In this paper, I defend three claims.
First, contra some classicists and legal historians, classical Athens during the democratic period substantially satisfied the demands of the rule of law (excepting its treatment of women, noncitizens, and slaves). I show that arguments to the contrary mostly represent an unduly narrow conception of what might count as law in Athens, one that inappropriately excludes common-knowledge social customs.
Second, Athenians saw the rule of law as serving the equality of mass and elite, oligarchs and democrats: there was no contradiction (again contra some classicists) between the democratic power of the masses and the rule of law. This equality consisted in two topoi frequently deployed in the Athenian legal and social discourse. First is the respect topos, according to which the laws represent respect for the democratic polis. To disregard them is to reveal one's lack of respect for the polis and one’s oligarchic character. Second is the strength topos, according to which the laws are the way that the democratic polis exercises its power: weak members of the masses cannot stand up to strong members of the elite alone, they need the backing of the whole community, and that backing is coordinated through the law; to undermine the law is thereby to undermine the political power of the masses.

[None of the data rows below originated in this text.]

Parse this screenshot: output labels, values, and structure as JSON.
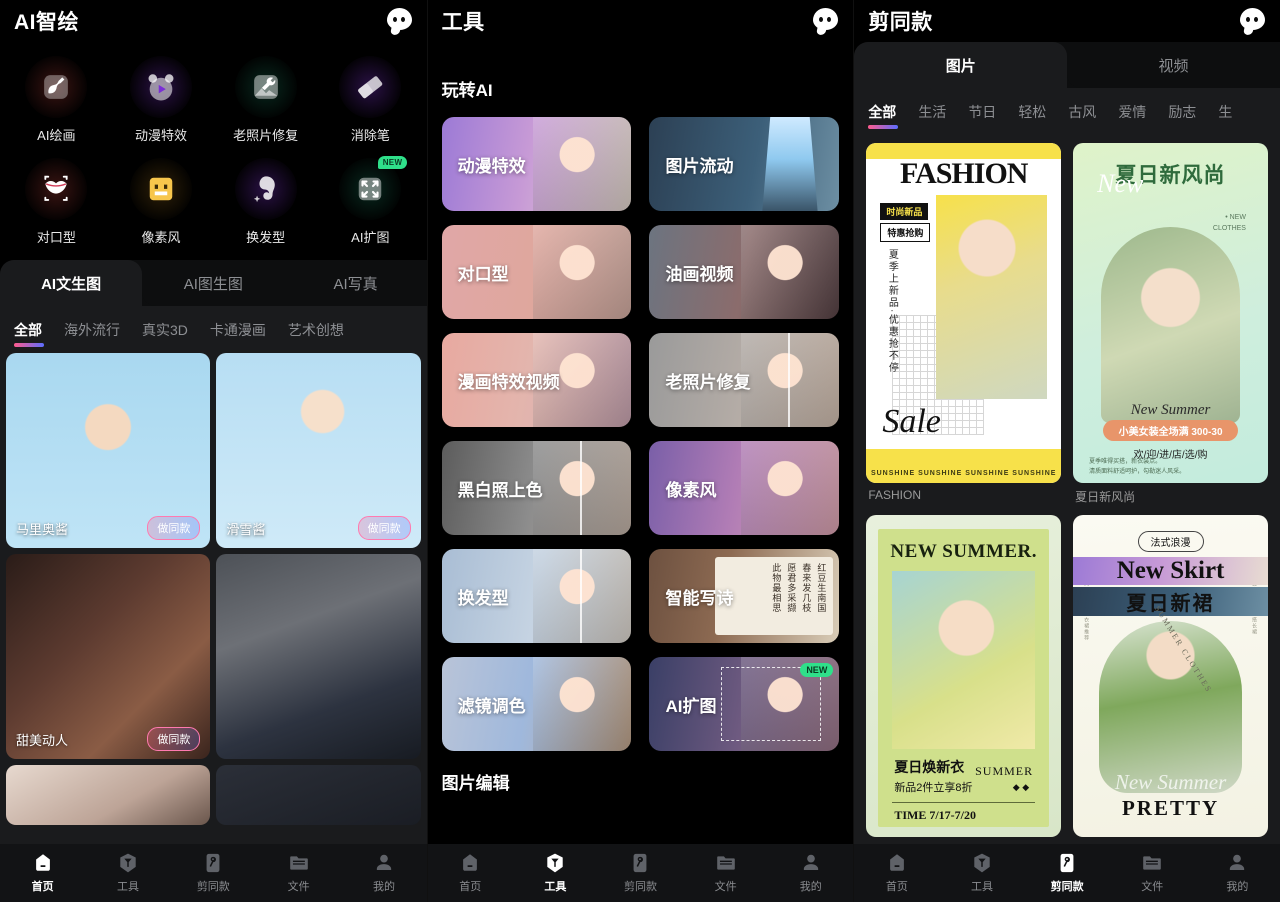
{
  "screens": [
    {
      "id": "ai-draw",
      "header": {
        "title": "AI智绘",
        "chat_icon": "chat-bubble-icon"
      },
      "icon_grid": [
        {
          "label": "AI绘画",
          "icon": "brush-icon",
          "circle": "#3a1412",
          "glyph": "#ef5656",
          "badge": ""
        },
        {
          "label": "动漫特效",
          "icon": "anime-bear-icon",
          "circle": "#2a1145",
          "glyph": "#a461f5",
          "badge": ""
        },
        {
          "label": "老照片修复",
          "icon": "wrench-photo-icon",
          "circle": "#08281e",
          "glyph": "#2fd98d",
          "badge": ""
        },
        {
          "label": "消除笔",
          "icon": "eraser-icon",
          "circle": "#2a1145",
          "glyph": "#b36cf7",
          "badge": ""
        },
        {
          "label": "对口型",
          "icon": "lips-icon",
          "circle": "#3a1412",
          "glyph": "#f0566e",
          "badge": ""
        },
        {
          "label": "像素风",
          "icon": "pixel-face-icon",
          "circle": "#2e2008",
          "glyph": "#f5b43c",
          "badge": ""
        },
        {
          "label": "换发型",
          "icon": "hairstyle-icon",
          "circle": "#2a1145",
          "glyph": "#a461f5",
          "badge": ""
        },
        {
          "label": "AI扩图",
          "icon": "expand-image-icon",
          "circle": "#08281e",
          "glyph": "#2fd98d",
          "badge": "NEW"
        }
      ],
      "tabs": [
        {
          "label": "AI文生图",
          "active": true
        },
        {
          "label": "AI图生图",
          "active": false
        },
        {
          "label": "AI写真",
          "active": false
        }
      ],
      "chips": [
        {
          "label": "全部",
          "active": true
        },
        {
          "label": "海外流行",
          "active": false
        },
        {
          "label": "真实3D",
          "active": false
        },
        {
          "label": "卡通漫画",
          "active": false
        },
        {
          "label": "艺术创想",
          "active": false
        }
      ],
      "gallery": [
        {
          "caption": "马里奥酱",
          "pill": "做同款",
          "art": "art-chibi1",
          "size": "h1"
        },
        {
          "caption": "滑雪酱",
          "pill": "做同款",
          "art": "art-chibi2",
          "size": "h1"
        },
        {
          "caption": "甜美动人",
          "pill": "做同款",
          "art": "art-lady",
          "size": "h2"
        },
        {
          "caption": "",
          "pill": "",
          "art": "art-police",
          "size": "h2"
        },
        {
          "caption": "",
          "pill": "",
          "art": "art-face",
          "size": "h3"
        },
        {
          "caption": "",
          "pill": "",
          "art": "art-dark",
          "size": "h3"
        }
      ],
      "nav_active": "首页"
    },
    {
      "id": "tools",
      "header": {
        "title": "工具",
        "chat_icon": "chat-bubble-icon"
      },
      "section_title": "玩转AI",
      "section_title_bottom": "图片编辑",
      "tools": [
        {
          "label": "动漫特效",
          "badge": "",
          "theme": "t1",
          "photo": "ph-girl",
          "split": false
        },
        {
          "label": "图片流动",
          "badge": "",
          "theme": "t2",
          "photo": "ph-water",
          "split": false
        },
        {
          "label": "对口型",
          "badge": "",
          "theme": "t3",
          "photo": "ph-girl",
          "split": false
        },
        {
          "label": "油画视频",
          "badge": "",
          "theme": "t4",
          "photo": "ph-girl",
          "split": false
        },
        {
          "label": "漫画特效视频",
          "badge": "",
          "theme": "t5",
          "photo": "ph-girl",
          "split": false
        },
        {
          "label": "老照片修复",
          "badge": "",
          "theme": "t6",
          "photo": "ph-girl",
          "split": true
        },
        {
          "label": "黑白照上色",
          "badge": "",
          "theme": "t7",
          "photo": "ph-girl",
          "split": true
        },
        {
          "label": "像素风",
          "badge": "",
          "theme": "t8",
          "photo": "ph-girl",
          "split": false
        },
        {
          "label": "换发型",
          "badge": "",
          "theme": "t9",
          "photo": "ph-girl",
          "split": true
        },
        {
          "label": "智能写诗",
          "badge": "",
          "theme": "t10",
          "photo": "",
          "split": false,
          "poem": [
            "红豆生南国",
            "春来发几枝",
            "愿君多采撷",
            "此物最相思"
          ]
        },
        {
          "label": "滤镜调色",
          "badge": "",
          "theme": "t11",
          "photo": "ph-girl",
          "split": false
        },
        {
          "label": "AI扩图",
          "badge": "NEW",
          "theme": "t12",
          "photo": "ph-girl",
          "split": false,
          "dash": true
        }
      ],
      "nav_active": "工具"
    },
    {
      "id": "templates",
      "header": {
        "title": "剪同款",
        "chat_icon": "chat-bubble-icon"
      },
      "tabs": [
        {
          "label": "图片",
          "active": true
        },
        {
          "label": "视频",
          "active": false
        }
      ],
      "chips": [
        {
          "label": "全部",
          "active": true
        },
        {
          "label": "生活",
          "active": false
        },
        {
          "label": "节日",
          "active": false
        },
        {
          "label": "轻松",
          "active": false
        },
        {
          "label": "古风",
          "active": false
        },
        {
          "label": "爱情",
          "active": false
        },
        {
          "label": "励志",
          "active": false
        },
        {
          "label": "生",
          "active": false
        }
      ],
      "templates": [
        {
          "name": "FASHION",
          "style": "p1",
          "texts": {
            "title": "FASHION",
            "tag1": "时尚新品",
            "tag2": "特惠抢购",
            "vertical": "夏季上新品·优惠抢不停",
            "script": "Sale",
            "footer": "SUNSHINE  SUNSHINE  SUNSHINE  SUNSHINE"
          }
        },
        {
          "name": "夏日新风尚",
          "style": "p2",
          "texts": {
            "title": "夏日新风尚",
            "script": "New",
            "corner": "• NEW\nCLOTHES",
            "sub": "New Summer",
            "band": "小美女装全场满 300-30",
            "band2": "欢/迎/进/店/选/购",
            "footer": "夏季唯得买搭，新衣装点。\n清质面料舒适呵护，勾勒迷人风采。"
          }
        },
        {
          "name": "",
          "style": "p3",
          "texts": {
            "title": "NEW SUMMER.",
            "c1": "夏日焕新衣",
            "c2": "新品2件立享8折",
            "c3": "SUMMER",
            "time": "TIME 7/17-7/20"
          }
        },
        {
          "name": "",
          "style": "p4",
          "texts": {
            "badge": "法式浪漫",
            "title_en": "New Skirt",
            "title_cn": "夏日新裙",
            "arc": "SUMMER CLOTHES",
            "script": "New Summer",
            "pretty": "PRETTY",
            "side_left": "时尚新款夏季连衣裙推荐",
            "side_right": "优雅气质显瘦百搭长裙"
          }
        }
      ],
      "nav_active": "剪同款"
    }
  ],
  "nav": [
    {
      "label": "首页",
      "icon": "home-icon"
    },
    {
      "label": "工具",
      "icon": "tools-icon"
    },
    {
      "label": "剪同款",
      "icon": "magic-wand-icon"
    },
    {
      "label": "文件",
      "icon": "folder-icon"
    },
    {
      "label": "我的",
      "icon": "person-icon"
    }
  ],
  "colors": {
    "accent_start": "#ff5b8d",
    "accent_end": "#5b6dff",
    "new_badge": "#2fe08a",
    "bg": "#000000",
    "sheet": "#1a1b1d"
  }
}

Third, this connection between equality and the rule of law explains the most striking fact about Athenian legality, to wit, the otherwise puzzling effectiveness of the amnesty enacted for crimes committed under the Thirty Tyrants. The strength topos explains why the democrats in Athens refrained from avenging themselves against the Thirty despite their opportunity to do so: by doing so, they would have undermined the law, and thereby their own equality. The strength topos led the Athenians to take the internal point of view on the law.

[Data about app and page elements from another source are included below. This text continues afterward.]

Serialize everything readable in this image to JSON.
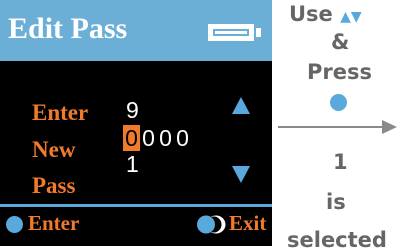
{
  "title_bar": {
    "title": "Edit Pass"
  },
  "form": {
    "labels": [
      "Enter",
      "New",
      "Pass"
    ],
    "current_value": "9",
    "new_digits": [
      "0",
      "0",
      "0",
      "0"
    ],
    "selected_digit_index": 0,
    "pending_value": "1"
  },
  "footer": {
    "enter_label": "Enter",
    "exit_label": "Exit"
  },
  "annotation": {
    "use": "Use",
    "arrows": "▲▼",
    "ampersand": "&",
    "press": "Press",
    "number": "1",
    "is": "is",
    "selected": "selected"
  },
  "colors": {
    "title_bar": "#6baed6",
    "label_orange": "#f07b2a",
    "accent_blue": "#5aa9dc",
    "screen_bg": "#000000",
    "annotation_gray": "#666666"
  },
  "icons": {
    "battery": "battery-full-icon",
    "up": "up-arrow-icon",
    "down": "down-arrow-icon",
    "enter": "enter-dot-icon",
    "exit": "exit-toggle-icon",
    "press": "press-dot-icon",
    "pointer": "right-arrow-icon"
  }
}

The account of the rule of law deployed in this paper is that developed in my Equality Under the (Rule of) Law, also available on SSRN. This paper serves the function, in part, of demonstrating the cross-cultural applicability of the conception of the rule of law developed in that paper.

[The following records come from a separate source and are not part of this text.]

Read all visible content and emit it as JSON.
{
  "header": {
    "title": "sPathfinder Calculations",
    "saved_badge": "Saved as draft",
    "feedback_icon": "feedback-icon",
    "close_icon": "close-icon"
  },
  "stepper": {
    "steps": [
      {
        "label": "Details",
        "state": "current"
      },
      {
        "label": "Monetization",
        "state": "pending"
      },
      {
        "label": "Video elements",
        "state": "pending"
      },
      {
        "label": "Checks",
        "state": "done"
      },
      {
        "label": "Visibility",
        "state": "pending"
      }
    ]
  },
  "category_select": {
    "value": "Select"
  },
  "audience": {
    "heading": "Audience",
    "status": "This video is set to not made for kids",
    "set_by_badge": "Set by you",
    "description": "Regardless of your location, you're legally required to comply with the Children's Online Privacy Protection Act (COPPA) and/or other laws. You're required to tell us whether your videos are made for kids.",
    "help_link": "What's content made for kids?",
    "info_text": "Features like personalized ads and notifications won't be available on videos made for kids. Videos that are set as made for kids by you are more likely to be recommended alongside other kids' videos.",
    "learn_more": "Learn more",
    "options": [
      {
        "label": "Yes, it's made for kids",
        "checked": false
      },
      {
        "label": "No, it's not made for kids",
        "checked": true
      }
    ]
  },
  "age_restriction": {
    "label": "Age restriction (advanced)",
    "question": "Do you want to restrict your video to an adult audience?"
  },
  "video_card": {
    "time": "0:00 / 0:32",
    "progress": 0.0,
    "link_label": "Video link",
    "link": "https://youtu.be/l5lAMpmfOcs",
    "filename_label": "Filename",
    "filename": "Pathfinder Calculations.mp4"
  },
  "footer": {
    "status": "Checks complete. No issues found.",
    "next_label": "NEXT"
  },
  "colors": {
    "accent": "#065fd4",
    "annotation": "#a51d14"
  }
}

Thursday, May 10, 2012
Gowder on Equality and the Rule of Law in Classical Athens
Equality and the Rule of Law in Classical Athens has just been posted by Paul Gowder, Ph.D. candidate, Stanford University, Department of Political Science, and incoming new faculty member this fall at the University of Iowa College of Law. Here's the abstract: